November 01, 2018 Code of Conduct for U.S. Judges

Update: Proposed Amendments

Responding to the recommendations of the Federal Judiciary Workplace Conduct Working Group, the U.S. Judicial Conference Committees on Codes of Conduct and Judicial Conduct and Disability have published for public comment proposed amendments to the Code of Conduct for U.S. Judges and to the rules for judicial-conduct and judicial-disability proceedings (

A judge should practice civility, by being patient, dignified, respectful, and courteous, in dealings with court personnel, including chambers staff. A judge should not engage in any form of harassment of court personnel. A judge should not engage in retaliation for reporting of allegations of such misconduct.
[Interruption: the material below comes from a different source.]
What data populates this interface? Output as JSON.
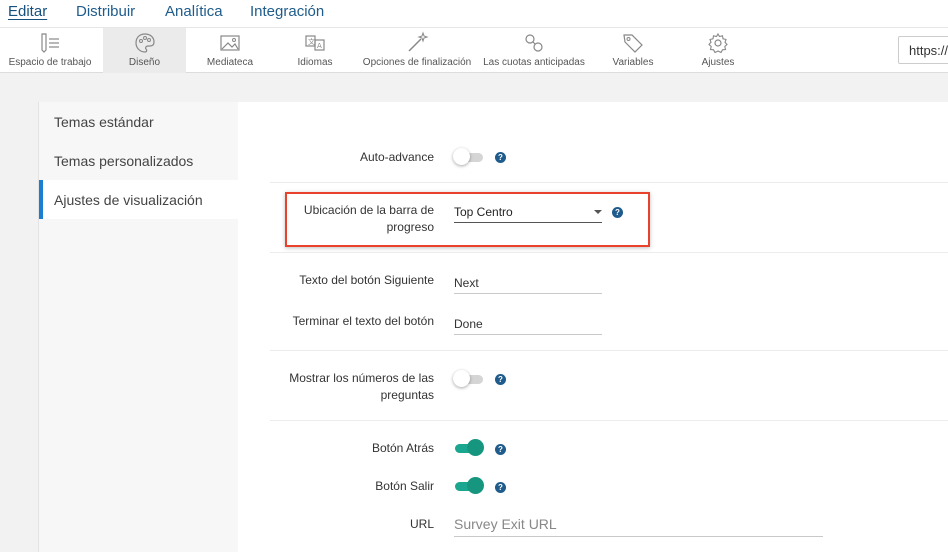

A judge should seek to hold court personnel who are subject to the judge’s control to similar standards in their own dealings with other court personnel.

A proposed new comment would explain:

A judge should neither engage in, nor tolerate, workplace conduct that is reasonably interpreted as harassment, abusive behavior, or retaliation for reporting such conduct. The duty to refrain from retaliation reaches retaliation against former as well as current judiciary personnel.

Under this Canon, harassment encompasses a range of conduct having no legitimate role in the workplace, including harassment that constitutes discrimination on impermissible grounds and other abusive, oppressive, or inappropriate conduct directed at judicial employees or others. . . .

Another proposed amendment would direct a judge to take appropriate action on learning of reliable evidence indicating the likelihood that “a judicial employee’s conduct contravened the Code of Conduct for Judicial Employees. . . .” The amended comment on the canon regarding disciplinary responsibilities would provide:

Public confidence in the integrity and impartiality of the judiciary is promoted when judges take appropriate action based on reliable evidence of likely misconduct. Appropriate action depends on the circumstances, but the overarching goal of such action should be to prevent harm to those affected by the misconduct and to prevent recurrence. A judge, in deciding what action is appropriate, may take into account any request for confidentiality made by a person complaining of or reporting misconduct. 

The proposed amendments to the procedural rules ( would add abusive or harassing behavior, discrimination, hostile treatment of employees, failure to cooperate, and failure to report to the list of “cognizable misconduct.” As amended, the rules would state that cognizable misconduct includes:

  • Engaging in unwanted, offensive, or abusive sexual conduct, including sexual harassment or assault;
  • Treating litigants, attorneys, judicial employees, or others in a demonstrably egregious and hostile manner;
  • Creating a hostile work environment for judicial employees;
  • Discrimination on the basis of race, sex, gender, gender identity, pregnancy, sexual orientation, religion, national origin, age, or disability;
  • Retaliating against complainants, witnesses, judicial employees, or others for participating in this complaint process, or for reporting or disclosing judicial misconduct;
  • Refusing, without good cause shown, to cooperate in the investigation of a complaint or enforcement of a decision rendered under these Rules; or
  • Failing to call to the attention of the relevant chief district judge and chief circuit judge information reasonably likely to constitute judicial misconduct or disability. 

The proposals would also provide:

A judge who receives such information shall respect a request for confidentiality but shall disclose the information to the chief district judge and chief circuit judge, who shall also treat the information as confidential. Some information will be protected from disclosure by statute or rule. A judge’s promise of confidentiality may necessarily yield when there is information of misconduct that is serious or egregious and thus threatens the integrity and proper functioning of the judiciary. This duty to report is included within every judge’s obligation to assist in addressing allegations of misconduct or disability and to take appropriate corrective action as necessary.

The deadline for public comment is November 5, 2018.